Monday, December 19, 2011
Democracy for New Mexico started in July 2004. In the next six years, Barb became beloved by Democratic party activists. She created a space through which both she and others could work for the party’s success and also challenge it to be more progressive from within. She was a true-blue progressive who was inspired by Howard Dean to take back the party, which led to her blogging. She was also a bold and fierce voice for LGBT rights. She and her partner, Mary Ellen Broderick, together made a strong case for the right to marry and domestic partnership legislation here in New Mexico. In general, Barb had a strong, compassionate heart and incredible drive for achieving justice.
Perhaps less known about her was the degree to which she participated in the debates happening on other people’s blogs—participation that back then was critical to creating a New Mexico blogosphere that had depth and punch. Before the New Mexico Independent brought cyberspace to the forefront of political journalism, Barb was a big part of creating the burgeoning blogosphere here, peopled by those on the left, the right, and somewhere in the middle. She actively participated in comment threads of other blogs and cited other blogs in her own work.
We began m-pyre in October of 2004, as a place for three friends to talk about anything and everything. We defaulted *a lot* to politics. Unlike Barb, none of us manifest a political praxis through party activism. But due to the nature of our political system, electoral politics is an area of unavoidable debate that no one who is political can easily escape. Whenever we went there, Barb was generally with us. Her presence can be found throughout the m-pyre archives: sharp, insightful, stringent, occasionally polemical, and at times just plain laugh-out-loud funny. She was also encouraging and supportive, something often in short supply in this incredibly male-dominated environment.
I never actually met Barb, in person. Instead, we got to know each other from conversation in the same cyberspaces. But I got to know her in a way that I won’t ever know droves of people who I see plenty in the flesh. I really dug Barb. She cracked me up and made me think. At times, she made me raise my eyebrows. Sometimes, I thought she went too far. Other times, she was absolutely spot on. I can't count the times I thought to myself, "wonder what Barb says about that." I figure a lot of people knew Barb in this way. I'm sure they'll join me in the sentiment, when I say, I’m going to miss her a lot.
Tuesday, December 06, 2011
Dead shopping malls rise like mountains beyond mountains
And there's no end in sight...

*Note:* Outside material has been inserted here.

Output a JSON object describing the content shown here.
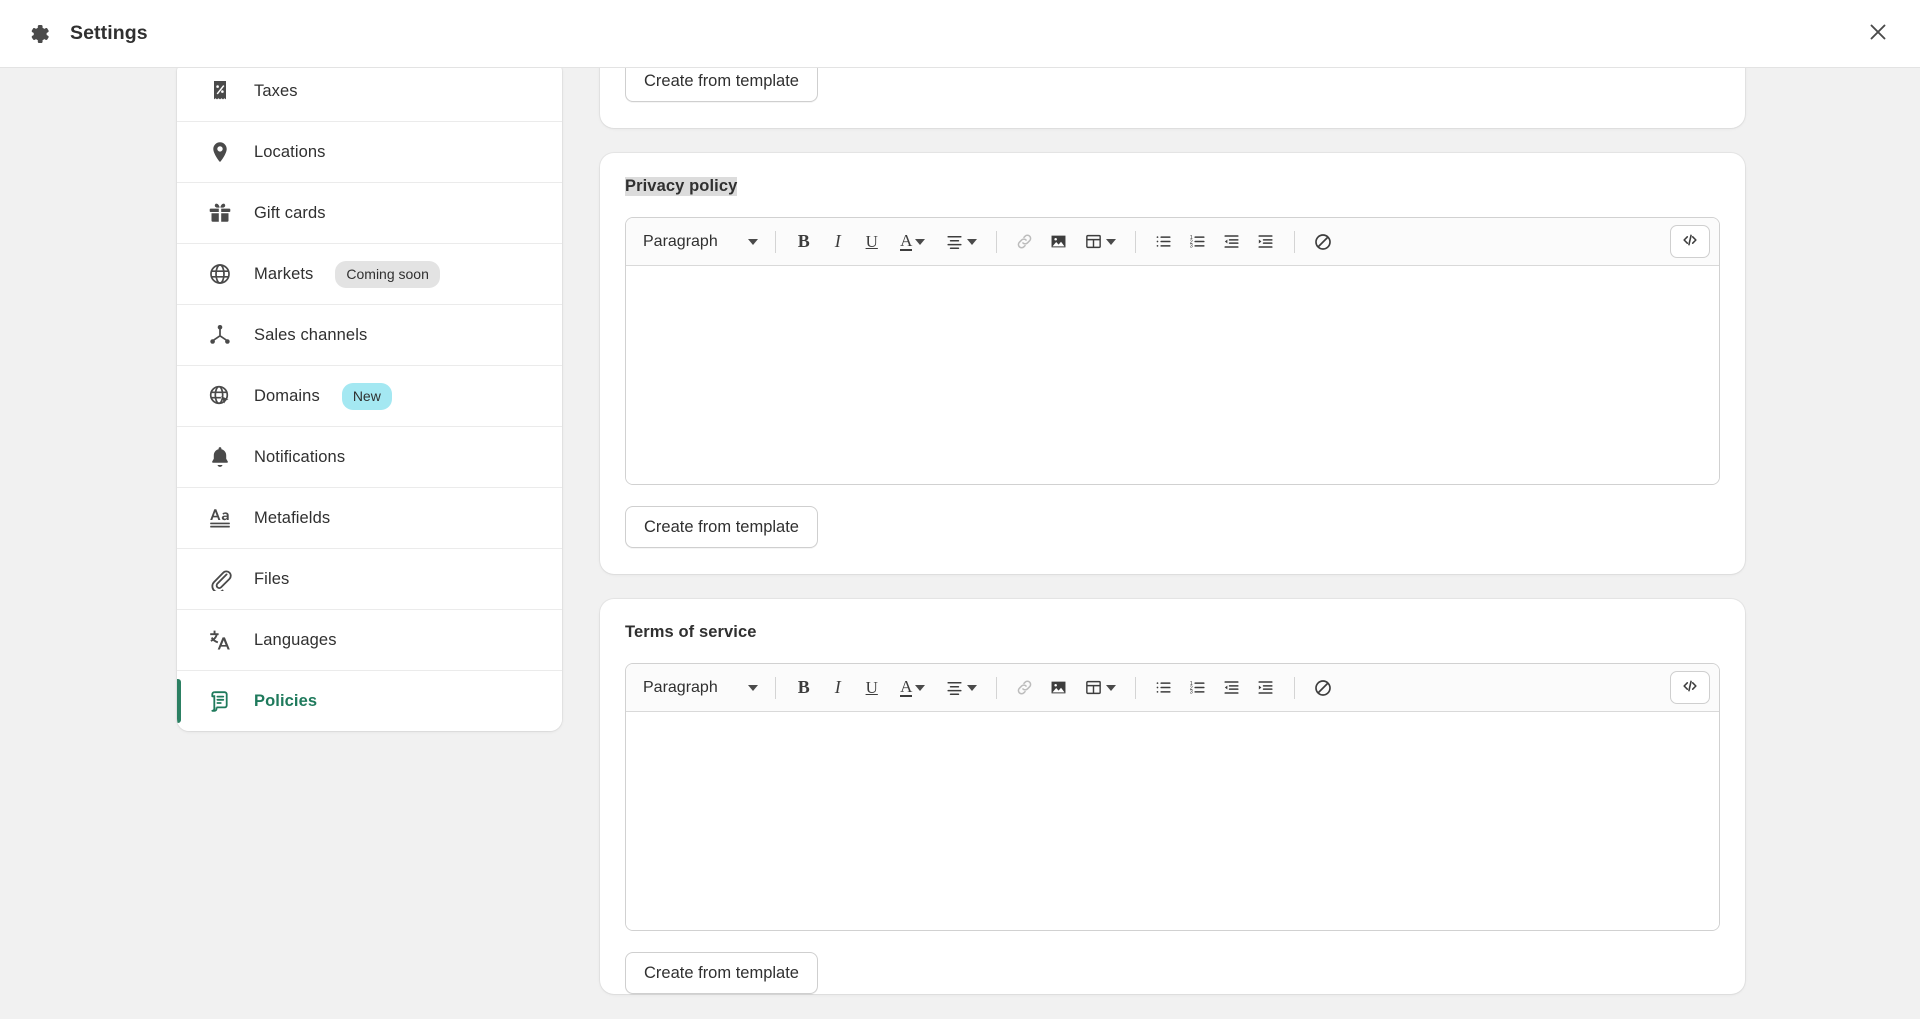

Ah the ironies of listening to Arcade Fire's brilliant The Suburbs as I labor to create the plan for a walkable, urban, transit-oriented development on Albuquerque's sprawling West Side.
Thanks, Mags for the kick in the donkey to get this gem of an album!

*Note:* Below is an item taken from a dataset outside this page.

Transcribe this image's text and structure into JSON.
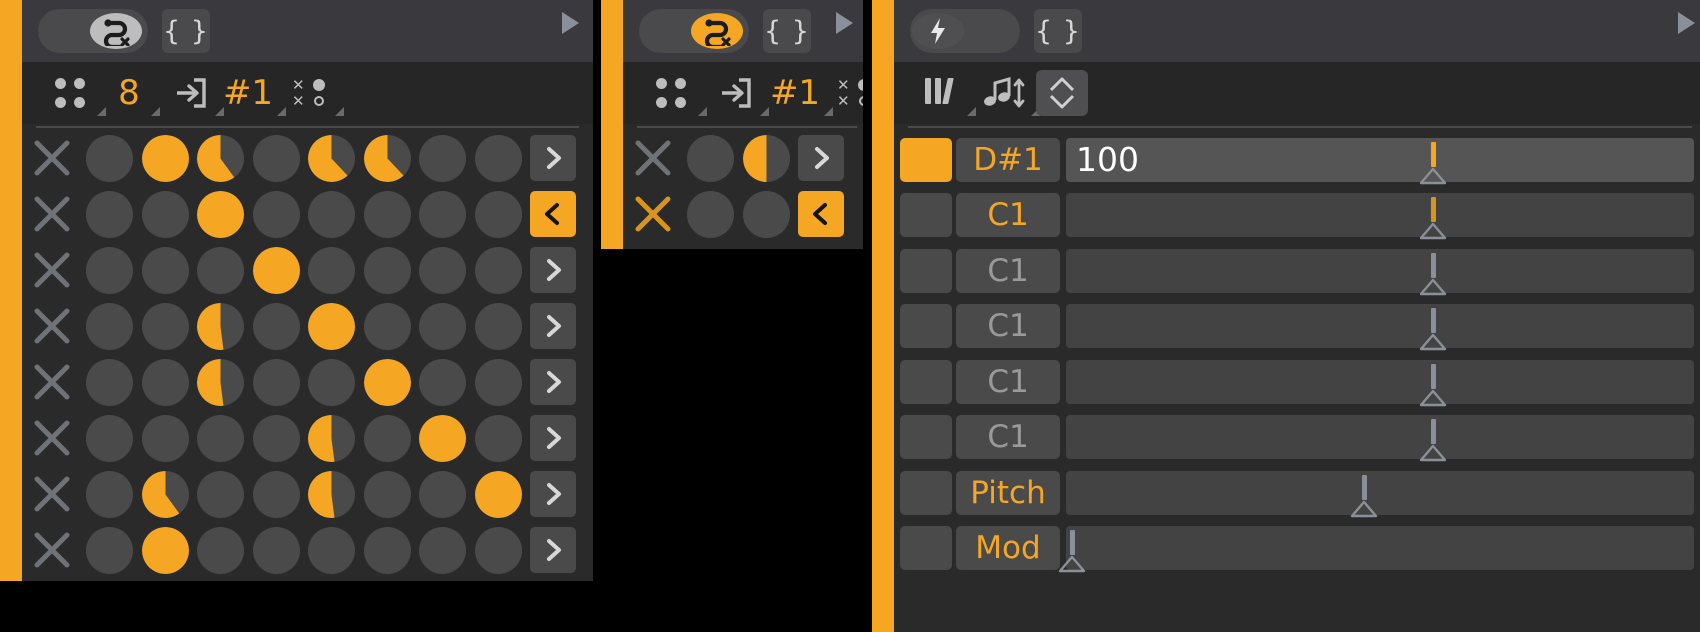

Thursday, October 27, 2011
(See Graded and Ungraded Employees.)
That's the end of accountability, I guess, because the Mayor had no plans to address any issues with pay disparity, gender inequity, departmental inequity, etc.
I've done a very surface-level analysis of the Planning Department, for example, which headed by a woman might have the best chance for gender pay equity, one might expect. On average, men make $6,000
Likewise, of the 25 top earners at the City, 20 are men (80%), and on average, these high-paid men make $6,000 more than high-paid women. Mayor Berry, if you care, is #25, making just over $100K per year.
Hurray. Such accountability, Mayor Berry! Way to go.